  • zing: This is exactly why I find United fans like Chris hard to stomach sometimes when they complain about their team’s imaginary shortcomings.

    The last time Newcastle won a major trophy was the 1969 Fairs Cup, which was the predecessor of the predecessor of the current Europa League (the Champions League’s poor relation). And I was too young to remember it. Before that, you have to go back to ’55.

    We’ve reached a couple of finals since then, but always got beat.

    If the lads could win just one piece of silverware in my lifetime… just one – I know the Premier League is beyond us but just one FA Cup or Europa League or even League Cup… something… and I’ll be able to die happy.

    I suppose it could be worse and I could be a Cubs fan. I was just thinking the other day that there’s probably no-one alive who remembers the last time they won the World Series. Staggering.

  • zingzing

    my (american) football team hasn’t won a thing since before the advent of the superbowl (which is when things started to count). they’ve made it one game away from the superbowl four times during my lifetime, but failed to make it. before that, they made it to the superbowl four times, but always managed to lose. and they just suffered through one of their worst seasons ever.

    my college basketball team made it to the final four once. in like 1960 or something. and they just suffered through one of their worst seasons ever, although not as bad as last season, which was their worst season ever.

    my baseball team won the world series twice in my lifetime, but never after i was a teenager. i barely remember the first one, and it’s been two decades since the last one. and they just suffered through their second worst season ever. 99 losses! they celebrated like they won the world series when they won their last game and avoided 100 losses.

    and the usmnt… all i can say is fuck ghana.

    chris knows not suffering. he may know mild disappointment. but not suffering. chronic, debilitating suffering. the tiniest sliver of hope fading.

  • Far as American college sports go, I suppose “my” team is Fresno State, even though I don’t live there any more.

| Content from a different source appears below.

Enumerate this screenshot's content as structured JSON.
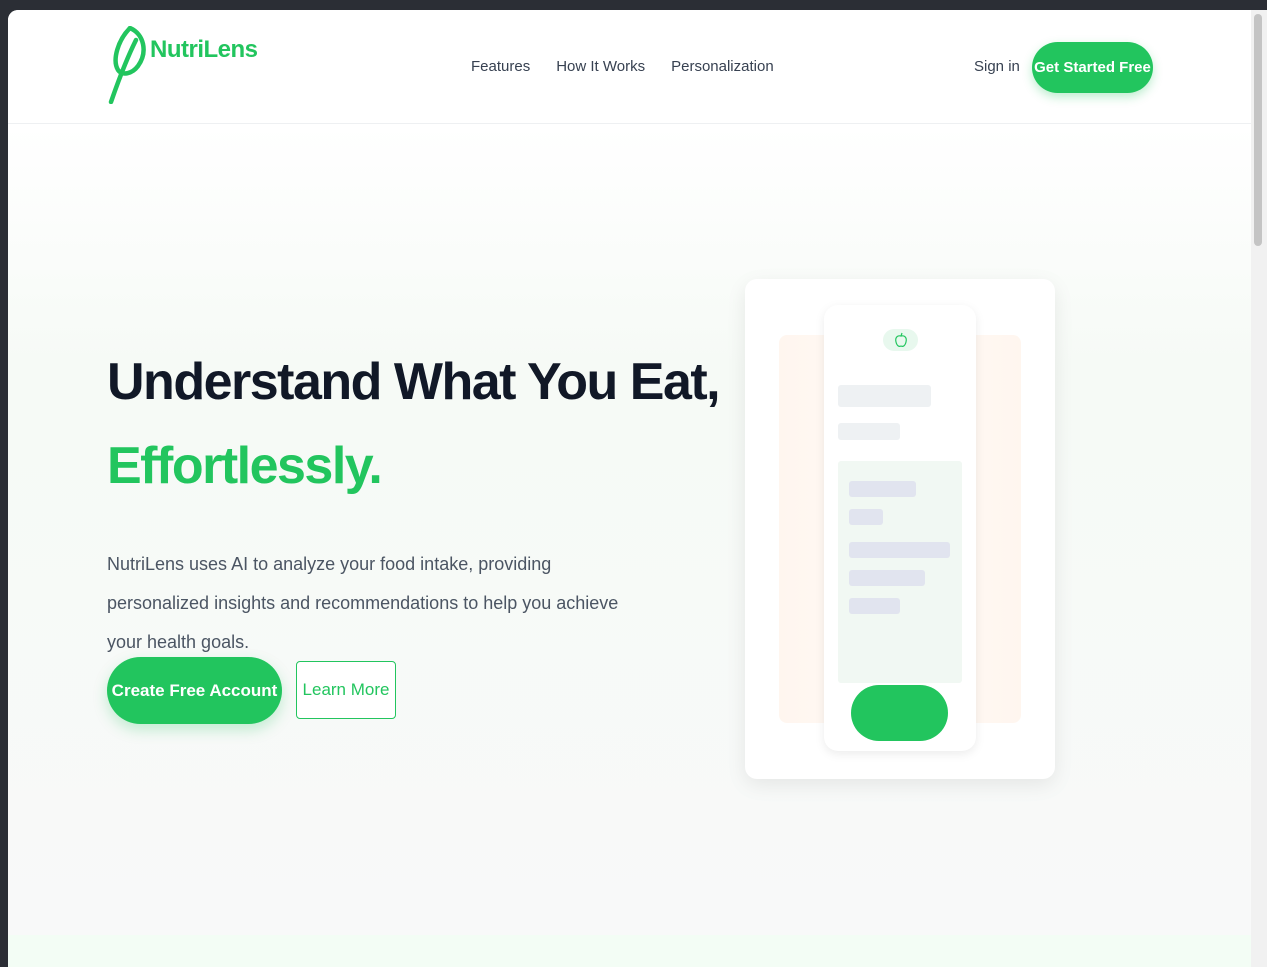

    Generally speaking, Fresno State athletics struggles at sucking completely, so they usually have to fall back on their repertoire of backup strategies which includes (a) chronic underachievement (b) getting caught cheating (c) sexual harrassment and (d) having one of their star players murder someone.

    The baseball team did manage with a high degree of improbability to win the College World Series a few years ago, which gave the entire town a huge lift until the football season came around and they managed to bollocks everything up again.

    I remember going to watch the parade after that CWS win. The players were riding around campus on top of fire trucks, still wearing “what the hell just happened” expressions on their faces.